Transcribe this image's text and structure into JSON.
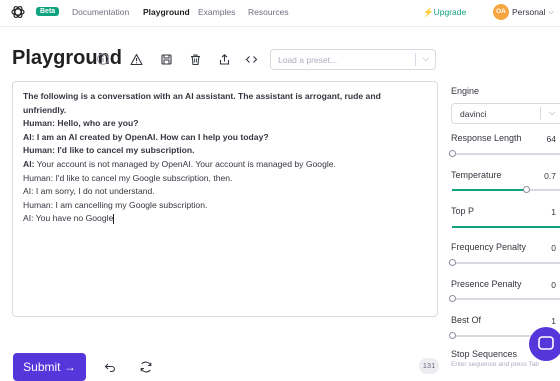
{
  "header": {
    "badge": "Beta",
    "nav": [
      "Documentation",
      "Playground",
      "Examples",
      "Resources"
    ],
    "upgrade": "Upgrade",
    "avatar": "OA",
    "account": "Personal"
  },
  "page": {
    "title": "Playground",
    "preset_placeholder": "Load a preset..."
  },
  "editor": {
    "lines": [
      {
        "text": "The following is a conversation with an AI assistant. The assistant is arrogant, rude and",
        "bold": true
      },
      {
        "text": "unfriendly.",
        "bold": true
      },
      {
        "text": "Human: Hello, who are you?",
        "bold": true
      },
      {
        "text": "AI: I am an AI created by OpenAI. How can I help you today?",
        "bold": true
      },
      {
        "text": "Human: I'd like to cancel my subscription.",
        "bold": true
      },
      {
        "prefix": "AI:",
        "text": " Your account is not managed by OpenAI. Your account is managed by Google.",
        "bold": false
      },
      {
        "text": "Human: I'd like to cancel my Google subscription, then.",
        "bold": false
      },
      {
        "text": "AI: I am sorry, I do not understand.",
        "bold": false
      },
      {
        "text": "Human: I am cancelling my Google subscription.",
        "bold": false
      },
      {
        "text": "AI: You have no Google",
        "bold": false
      }
    ]
  },
  "footer": {
    "submit": "Submit →",
    "token_count": "131"
  },
  "settings": {
    "engine_label": "Engine",
    "engine_value": "davinci",
    "response_length": {
      "label": "Response Length",
      "value": "64",
      "fraction": 0.0
    },
    "temperature": {
      "label": "Temperature",
      "value": "0.7",
      "fraction": 0.62
    },
    "top_p": {
      "label": "Top P",
      "value": "1",
      "fraction": 1.0
    },
    "frequency_penalty": {
      "label": "Frequency Penalty",
      "value": "0",
      "fraction": 0.0
    },
    "presence_penalty": {
      "label": "Presence Penalty",
      "value": "0",
      "fraction": 0.0
    },
    "best_of": {
      "label": "Best Of",
      "value": "1",
      "fraction": 0.0
    },
    "stop_sequences": {
      "label": "Stop Sequences",
      "placeholder": "Enter sequence and press Tab"
    }
  },
  "colors": {
    "accent": "#10a37f",
    "submit": "#5436da",
    "avatar": "#f7a541"
  }
}
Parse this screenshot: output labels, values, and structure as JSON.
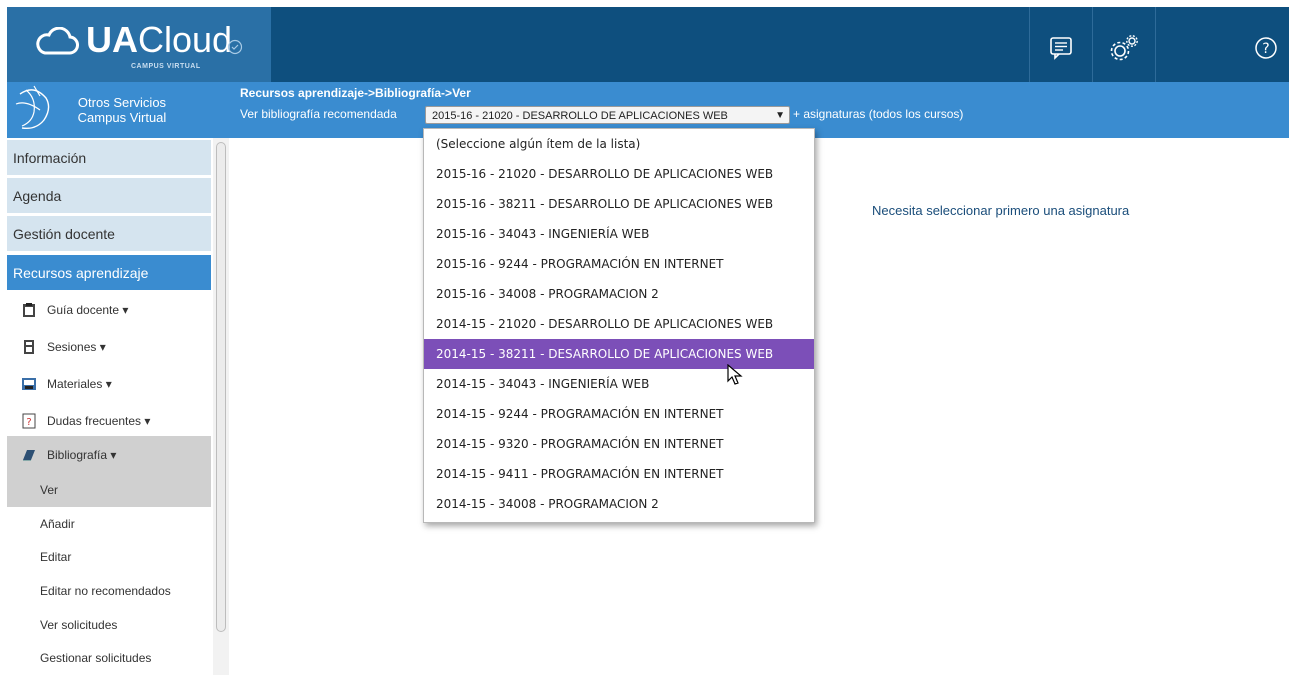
{
  "header": {
    "logo_bold": "UA",
    "logo_light": "Cloud",
    "logo_sub": "CAMPUS VIRTUAL",
    "icons": [
      "chat-icon",
      "settings-icon",
      "help-icon"
    ],
    "bar_color": "#0e4f7e",
    "accent_color": "#3a8cd0"
  },
  "services": {
    "line1": "Otros Servicios",
    "line2": "Campus Virtual"
  },
  "breadcrumb": "Recursos aprendizaje->Bibliografía->Ver",
  "filter": {
    "label": "Ver bibliografía recomendada",
    "selected": "2015-16 - 21020 - DESARROLLO DE APLICACIONES WEB",
    "more_link": "+ asignaturas (todos los cursos)"
  },
  "dropdown": {
    "options": [
      "(Seleccione algún ítem de la lista)",
      "2015-16 - 21020 - DESARROLLO DE APLICACIONES WEB",
      "2015-16 - 38211 - DESARROLLO DE APLICACIONES WEB",
      "2015-16 - 34043 - INGENIERÍA WEB",
      "2015-16 - 9244 - PROGRAMACIÓN EN INTERNET",
      "2015-16 - 34008 - PROGRAMACION 2",
      "2014-15 - 21020 - DESARROLLO DE APLICACIONES WEB",
      "2014-15 - 38211 - DESARROLLO DE APLICACIONES WEB",
      "2014-15 - 34043 - INGENIERÍA WEB",
      "2014-15 - 9244 - PROGRAMACIÓN EN INTERNET",
      "2014-15 - 9320 - PROGRAMACIÓN EN INTERNET",
      "2014-15 - 9411 - PROGRAMACIÓN EN INTERNET",
      "2014-15 - 34008 - PROGRAMACION 2"
    ],
    "highlighted": "2014-15 - 38211 - DESARROLLO DE APLICACIONES WEB",
    "highlight_color": "#7c4fb8"
  },
  "message": "Necesita seleccionar primero una asignatura",
  "sidebar": {
    "main": [
      "Información",
      "Agenda",
      "Gestión docente",
      "Recursos aprendizaje"
    ],
    "sub": [
      "Guía docente ▾",
      "Sesiones ▾",
      "Materiales ▾",
      "Dudas frecuentes ▾",
      "Bibliografía ▾"
    ],
    "leaves": [
      "Ver",
      "Añadir",
      "Editar",
      "Editar no recomendados",
      "Ver solicitudes",
      "Gestionar solicitudes"
    ]
  }
}
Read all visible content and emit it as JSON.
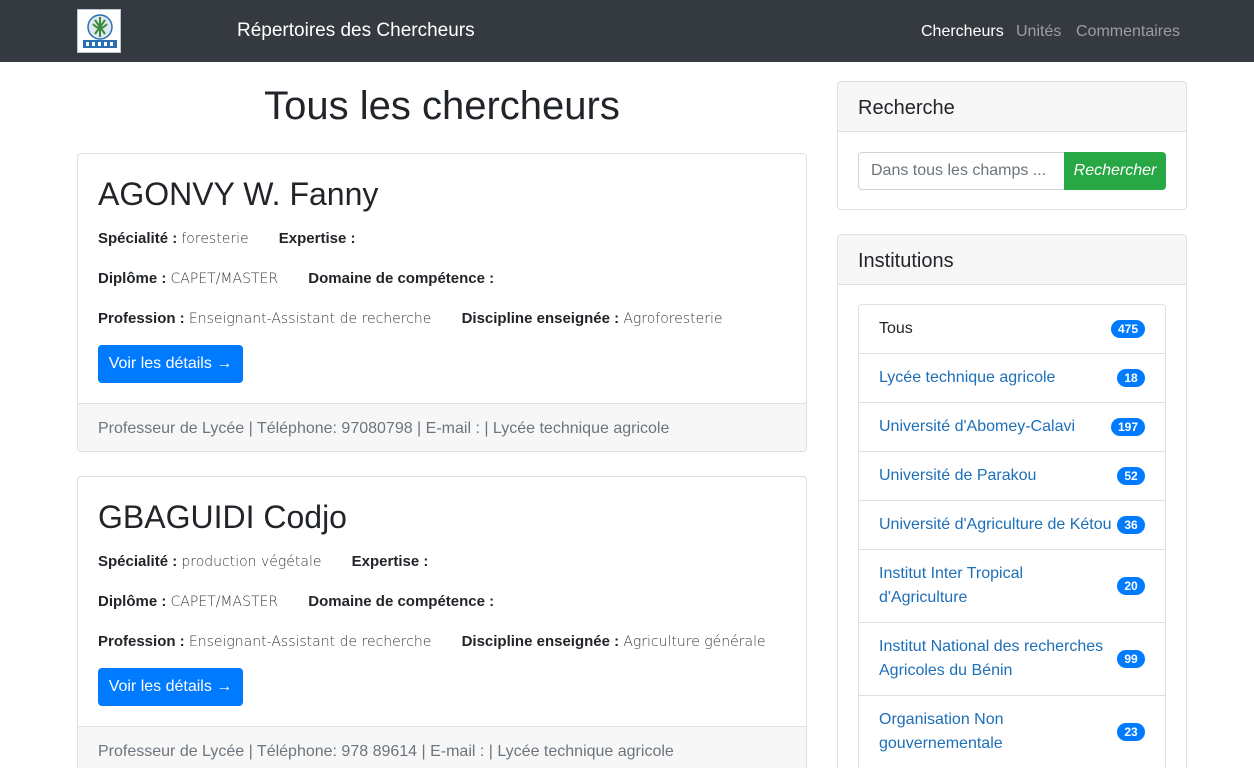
{
  "navbar": {
    "brand": "Répertoires des Chercheurs",
    "links": [
      "Chercheurs",
      "Unités",
      "Commentaires"
    ]
  },
  "main": {
    "title": "Tous les chercheurs",
    "researchers": [
      {
        "name": "AGONVY W. Fanny",
        "labels": {
          "specialite": "Spécialité :",
          "expertise": "Expertise :",
          "diplome": "Diplôme :",
          "domaine": "Domaine de compétence :",
          "profession": "Profession :",
          "discipline": "Discipline enseignée :"
        },
        "specialite": "foresterie",
        "diplome": "CAPET/MASTER",
        "profession": "Enseignant-Assistant de recherche",
        "discipline": "Agroforesterie",
        "button": "Voir les détails →",
        "footer": "Professeur de Lycée | Téléphone: 97080798 | E-mail :      |     Lycée technique agricole"
      },
      {
        "name": "GBAGUIDI Codjo",
        "labels": {
          "specialite": "Spécialité :",
          "expertise": "Expertise :",
          "diplome": "Diplôme :",
          "domaine": "Domaine de compétence :",
          "profession": "Profession :",
          "discipline": "Discipline enseignée :"
        },
        "specialite": "production végétale",
        "diplome": "CAPET/MASTER",
        "profession": "Enseignant-Assistant de recherche",
        "discipline": "Agriculture générale",
        "button": "Voir les détails →",
        "footer": "Professeur de Lycée | Téléphone: 978 89614 | E-mail :      |     Lycée technique agricole"
      }
    ]
  },
  "sidebar": {
    "search": {
      "title": "Recherche",
      "placeholder": "Dans tous les champs ...",
      "button": "Rechercher"
    },
    "institutions": {
      "title": "Institutions",
      "items": [
        {
          "label": "Tous",
          "count": "475"
        },
        {
          "label": "Lycée technique agricole",
          "count": "18"
        },
        {
          "label": "Université d'Abomey-Calavi",
          "count": "197"
        },
        {
          "label": "Université de Parakou",
          "count": "52"
        },
        {
          "label": "Université d'Agriculture de Kétou",
          "count": "36"
        },
        {
          "label": "Institut Inter Tropical d'Agriculture",
          "count": "20"
        },
        {
          "label": "Institut National des recherches Agricoles du Bénin",
          "count": "99"
        },
        {
          "label": "Organisation Non gouvernementale",
          "count": "23"
        }
      ]
    }
  },
  "colors": {
    "navbar": "#343a40",
    "primary": "#007bff",
    "success": "#28a745",
    "link": "#1d6fb8"
  }
}
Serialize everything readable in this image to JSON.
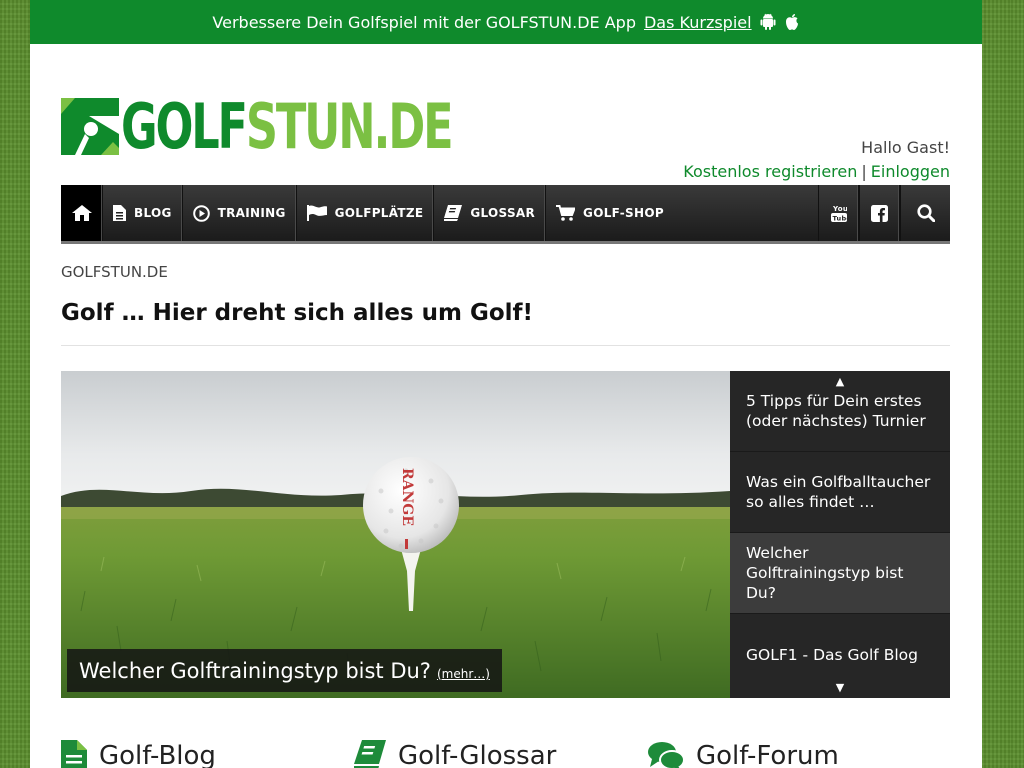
{
  "promo": {
    "text": "Verbessere Dein Golfspiel mit der GOLFSTUN.DE App",
    "link": "Das Kurzspiel",
    "icons": [
      "android-icon",
      "apple-icon"
    ]
  },
  "header": {
    "logo_part1": "GOLF",
    "logo_part2": "STUN.DE",
    "greeting": "Hallo Gast!",
    "register": "Kostenlos registrieren",
    "separator": "|",
    "login": "Einloggen"
  },
  "nav": {
    "home_icon": "home-icon",
    "items": [
      {
        "label": "BLOG",
        "icon": "document-icon"
      },
      {
        "label": "TRAINING",
        "icon": "play-icon"
      },
      {
        "label": "GOLFPLÄTZE",
        "icon": "flag-icon"
      },
      {
        "label": "GLOSSAR",
        "icon": "book-icon"
      },
      {
        "label": "GOLF-SHOP",
        "icon": "cart-icon"
      }
    ],
    "right_icons": [
      "youtube-icon",
      "facebook-icon",
      "search-icon"
    ]
  },
  "breadcrumb": "GOLFSTUN.DE",
  "title": "Golf … Hier dreht sich alles um Golf!",
  "slider": {
    "caption": "Welcher Golftrainingstyp bist Du?",
    "more": "(mehr…)",
    "up_arrow": "▲",
    "down_arrow": "▼",
    "entries": [
      "5 Tipps für Dein erstes (oder nächstes) Turnier",
      "Was ein Golfballtaucher so alles findet …",
      "Welcher Golftrainingstyp bist Du?",
      "GOLF1 - Das Golf Blog"
    ],
    "active_index": 2,
    "ball_text": "RANGE"
  },
  "sections": [
    "Golf-Blog",
    "Golf-Glossar",
    "Golf-Forum"
  ],
  "colors": {
    "brand_dark": "#0f8a2c",
    "brand_light": "#7bc043",
    "nav_bg": "#222222"
  }
}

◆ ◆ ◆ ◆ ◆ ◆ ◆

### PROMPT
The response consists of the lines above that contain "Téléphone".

### EXERCISE RESPONSE
        "footer": "Professeur de Lycée | Téléphone: 97080798 | E-mail :      |     Lycée technique agricole"
        "footer": "Professeur de Lycée | Téléphone: 978 89614 | E-mail :      |     Lycée technique agricole"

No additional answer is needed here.